- Writing Efficiently with Graphic Organizers — Responsive Instruction while Implementing Technology Effectively (WEGO-RIITE), which offers a technology-based graphic organizer with embedded evidence-based strategies, video models, Universal Design for Learning supports and opportunities for data-driven decision making to support both general and special education teachers in effort to improve essay writing for students in fourth through sixth grades with and without high-incidence disabilities (e.g., learning disabilities, emotional disturbance) struggling with writing.
Demonstrations of games funded by non-OSEP Department of Education Offices or other federal agencies and geared towards students with disabilities, included:
- We Are Friends, a multi-sensory social skills program for children 3– to 12-years-old with autism spectrum disorder. (National Science Foundation (NSF))
- myASLTech, an online toolkit of nine assistive technology products that helps users efficiently create and archive American Sign Language-supported educational materials. (Video Overview) (IES)

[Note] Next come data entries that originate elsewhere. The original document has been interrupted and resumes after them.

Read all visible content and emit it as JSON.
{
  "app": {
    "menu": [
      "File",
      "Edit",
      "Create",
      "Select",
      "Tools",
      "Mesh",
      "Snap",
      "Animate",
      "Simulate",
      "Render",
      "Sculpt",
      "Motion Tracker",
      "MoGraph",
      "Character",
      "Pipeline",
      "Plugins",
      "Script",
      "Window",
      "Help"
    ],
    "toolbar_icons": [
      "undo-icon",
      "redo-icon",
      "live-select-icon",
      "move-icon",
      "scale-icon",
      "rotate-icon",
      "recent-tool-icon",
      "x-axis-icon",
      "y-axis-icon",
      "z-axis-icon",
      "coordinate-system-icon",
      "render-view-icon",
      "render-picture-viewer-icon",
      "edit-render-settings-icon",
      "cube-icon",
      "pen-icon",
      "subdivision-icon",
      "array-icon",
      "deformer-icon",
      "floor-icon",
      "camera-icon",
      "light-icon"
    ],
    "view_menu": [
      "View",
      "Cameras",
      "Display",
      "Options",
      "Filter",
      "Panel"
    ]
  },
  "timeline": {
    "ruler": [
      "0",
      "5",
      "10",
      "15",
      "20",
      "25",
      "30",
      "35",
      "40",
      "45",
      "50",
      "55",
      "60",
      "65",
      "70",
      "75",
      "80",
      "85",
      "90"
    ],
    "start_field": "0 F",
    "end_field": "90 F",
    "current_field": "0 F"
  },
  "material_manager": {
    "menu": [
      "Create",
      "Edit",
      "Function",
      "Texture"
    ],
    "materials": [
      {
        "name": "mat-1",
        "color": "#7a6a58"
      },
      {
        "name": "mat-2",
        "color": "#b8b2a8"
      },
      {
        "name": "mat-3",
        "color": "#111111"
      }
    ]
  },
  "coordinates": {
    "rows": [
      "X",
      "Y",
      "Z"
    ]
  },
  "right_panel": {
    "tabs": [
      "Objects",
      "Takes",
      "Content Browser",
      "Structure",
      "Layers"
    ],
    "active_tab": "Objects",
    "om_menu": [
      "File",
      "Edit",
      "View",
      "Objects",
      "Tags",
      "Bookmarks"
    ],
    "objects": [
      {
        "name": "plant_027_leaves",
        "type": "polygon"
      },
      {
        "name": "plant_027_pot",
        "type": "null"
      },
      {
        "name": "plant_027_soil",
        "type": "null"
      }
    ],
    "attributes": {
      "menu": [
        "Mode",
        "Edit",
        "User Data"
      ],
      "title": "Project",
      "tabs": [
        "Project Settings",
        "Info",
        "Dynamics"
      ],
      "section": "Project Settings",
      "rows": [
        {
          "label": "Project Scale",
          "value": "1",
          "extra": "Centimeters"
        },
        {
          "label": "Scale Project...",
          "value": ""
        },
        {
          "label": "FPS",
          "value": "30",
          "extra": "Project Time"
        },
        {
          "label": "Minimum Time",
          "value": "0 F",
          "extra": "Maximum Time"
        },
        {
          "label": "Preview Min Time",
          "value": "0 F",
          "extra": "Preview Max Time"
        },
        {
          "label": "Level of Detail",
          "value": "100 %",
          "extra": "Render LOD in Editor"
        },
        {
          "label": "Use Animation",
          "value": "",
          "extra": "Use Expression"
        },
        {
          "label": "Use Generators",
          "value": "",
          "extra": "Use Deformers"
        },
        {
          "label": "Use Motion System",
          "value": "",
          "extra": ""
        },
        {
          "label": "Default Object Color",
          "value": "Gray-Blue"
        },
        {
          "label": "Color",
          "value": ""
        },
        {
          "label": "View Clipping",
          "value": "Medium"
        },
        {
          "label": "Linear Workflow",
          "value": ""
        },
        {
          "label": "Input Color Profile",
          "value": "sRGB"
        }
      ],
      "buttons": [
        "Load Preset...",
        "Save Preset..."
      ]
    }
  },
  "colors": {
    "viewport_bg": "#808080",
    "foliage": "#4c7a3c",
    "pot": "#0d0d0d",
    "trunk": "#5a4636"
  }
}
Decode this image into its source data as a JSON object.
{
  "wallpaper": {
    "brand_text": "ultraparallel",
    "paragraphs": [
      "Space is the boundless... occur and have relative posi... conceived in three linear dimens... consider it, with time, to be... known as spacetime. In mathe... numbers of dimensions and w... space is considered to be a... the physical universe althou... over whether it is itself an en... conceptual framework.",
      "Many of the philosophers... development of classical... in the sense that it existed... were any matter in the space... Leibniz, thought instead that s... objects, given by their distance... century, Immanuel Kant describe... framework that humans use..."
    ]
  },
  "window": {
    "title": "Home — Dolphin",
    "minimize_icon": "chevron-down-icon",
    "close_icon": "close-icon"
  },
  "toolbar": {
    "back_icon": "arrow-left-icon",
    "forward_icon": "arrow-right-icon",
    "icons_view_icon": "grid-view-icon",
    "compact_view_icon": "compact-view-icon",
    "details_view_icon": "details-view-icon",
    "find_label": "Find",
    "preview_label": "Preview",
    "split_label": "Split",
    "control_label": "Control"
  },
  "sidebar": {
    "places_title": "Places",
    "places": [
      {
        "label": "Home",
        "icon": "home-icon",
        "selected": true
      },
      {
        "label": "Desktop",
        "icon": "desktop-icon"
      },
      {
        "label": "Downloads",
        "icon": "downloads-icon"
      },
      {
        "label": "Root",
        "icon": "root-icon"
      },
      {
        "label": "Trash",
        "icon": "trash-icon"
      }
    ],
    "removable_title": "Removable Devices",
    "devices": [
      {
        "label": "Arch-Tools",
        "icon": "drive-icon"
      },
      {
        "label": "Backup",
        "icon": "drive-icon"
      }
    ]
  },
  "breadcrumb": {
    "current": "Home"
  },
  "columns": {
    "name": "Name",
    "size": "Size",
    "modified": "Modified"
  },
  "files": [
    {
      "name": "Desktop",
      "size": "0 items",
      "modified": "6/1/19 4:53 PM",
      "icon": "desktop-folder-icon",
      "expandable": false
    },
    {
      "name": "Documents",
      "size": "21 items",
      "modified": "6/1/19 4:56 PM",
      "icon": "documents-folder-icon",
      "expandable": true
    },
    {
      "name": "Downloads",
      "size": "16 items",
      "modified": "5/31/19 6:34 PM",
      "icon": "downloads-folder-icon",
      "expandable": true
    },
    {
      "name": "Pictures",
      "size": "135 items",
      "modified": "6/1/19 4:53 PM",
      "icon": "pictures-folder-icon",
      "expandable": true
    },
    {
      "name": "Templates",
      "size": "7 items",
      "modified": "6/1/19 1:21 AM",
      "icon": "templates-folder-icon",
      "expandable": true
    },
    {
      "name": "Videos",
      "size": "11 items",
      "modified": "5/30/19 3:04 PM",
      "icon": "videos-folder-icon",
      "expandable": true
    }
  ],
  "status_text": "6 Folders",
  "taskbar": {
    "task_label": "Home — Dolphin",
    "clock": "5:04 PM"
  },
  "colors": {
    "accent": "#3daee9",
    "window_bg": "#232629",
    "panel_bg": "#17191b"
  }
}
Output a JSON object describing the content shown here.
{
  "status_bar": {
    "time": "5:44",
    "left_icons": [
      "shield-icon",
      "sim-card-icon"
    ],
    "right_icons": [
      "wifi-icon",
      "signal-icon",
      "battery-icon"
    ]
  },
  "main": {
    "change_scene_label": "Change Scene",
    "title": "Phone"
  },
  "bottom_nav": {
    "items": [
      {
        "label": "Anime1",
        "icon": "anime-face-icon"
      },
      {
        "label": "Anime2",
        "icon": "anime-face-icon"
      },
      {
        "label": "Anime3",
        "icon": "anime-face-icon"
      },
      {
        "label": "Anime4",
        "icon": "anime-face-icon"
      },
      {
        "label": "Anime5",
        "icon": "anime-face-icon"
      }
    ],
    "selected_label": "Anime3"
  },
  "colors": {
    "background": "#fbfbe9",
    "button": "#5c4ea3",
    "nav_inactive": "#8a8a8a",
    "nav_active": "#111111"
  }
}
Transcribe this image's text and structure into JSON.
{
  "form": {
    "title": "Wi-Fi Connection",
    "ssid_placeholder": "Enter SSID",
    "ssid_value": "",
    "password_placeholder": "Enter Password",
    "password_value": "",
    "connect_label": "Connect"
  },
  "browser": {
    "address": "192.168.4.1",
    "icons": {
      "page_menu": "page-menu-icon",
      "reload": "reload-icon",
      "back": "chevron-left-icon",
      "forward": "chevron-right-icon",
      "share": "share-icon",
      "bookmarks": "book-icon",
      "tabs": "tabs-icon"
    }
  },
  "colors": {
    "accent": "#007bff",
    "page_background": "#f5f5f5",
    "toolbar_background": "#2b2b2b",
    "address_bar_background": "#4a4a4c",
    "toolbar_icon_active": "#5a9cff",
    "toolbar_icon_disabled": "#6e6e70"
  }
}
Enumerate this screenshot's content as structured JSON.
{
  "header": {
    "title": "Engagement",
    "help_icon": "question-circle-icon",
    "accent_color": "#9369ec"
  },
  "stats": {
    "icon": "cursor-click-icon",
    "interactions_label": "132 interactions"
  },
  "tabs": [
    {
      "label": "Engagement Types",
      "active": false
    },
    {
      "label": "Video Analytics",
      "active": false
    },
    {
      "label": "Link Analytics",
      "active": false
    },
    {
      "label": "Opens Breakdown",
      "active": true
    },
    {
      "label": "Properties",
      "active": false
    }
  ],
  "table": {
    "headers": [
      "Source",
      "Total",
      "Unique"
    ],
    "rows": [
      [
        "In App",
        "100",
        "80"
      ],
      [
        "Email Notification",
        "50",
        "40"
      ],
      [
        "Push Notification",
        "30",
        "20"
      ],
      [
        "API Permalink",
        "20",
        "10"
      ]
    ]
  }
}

- EdMod, an integrated special education platform that supports the implementation of IEPs and 504s in the classroom. (Video Overview) (IES)
- Teaching It Right, a company developing a multi-sensory social skills mobile app for children with autism spectrum disorder. (NSF)
- Film Detective, a web-based game for adolescents with autism spectrum disorder that focuses on theory of mind. (IES NCSER)
- Access Language Arts, an iPad app for secondary special education students to have access to adapted literature and language arts instruction aligned to middle school. (Video Overview) (IES)
- Capti Voice, a literacy learning platform for struggling readers with or at risk for disabilities to improve comprehension and fluency. (Overview Video) (Department of Health and Human Services’ National Institute on Disability, Independent Living, and Rehabilitation Research (NIDILRR))
- Go Talk Phonics, available as Early Reading Skills Builder, which helps students in special education learn to read through phonics instruction and is aligned to third grade. (Video Overview) (Department of Education’s Institute of Education Sciences. (IES))
- MoBeGo, a self-monitoring app to encourage students to think about and be aware of their behavior. (Video Overview) (IES NCSER)
Blog articles provide insights on the activities of schools, programs, grantees, and other education stakeholders to promote continuing discussion of educational innovation and reform. Articles do not endorse any educational product, service, curriculum or pedagogy.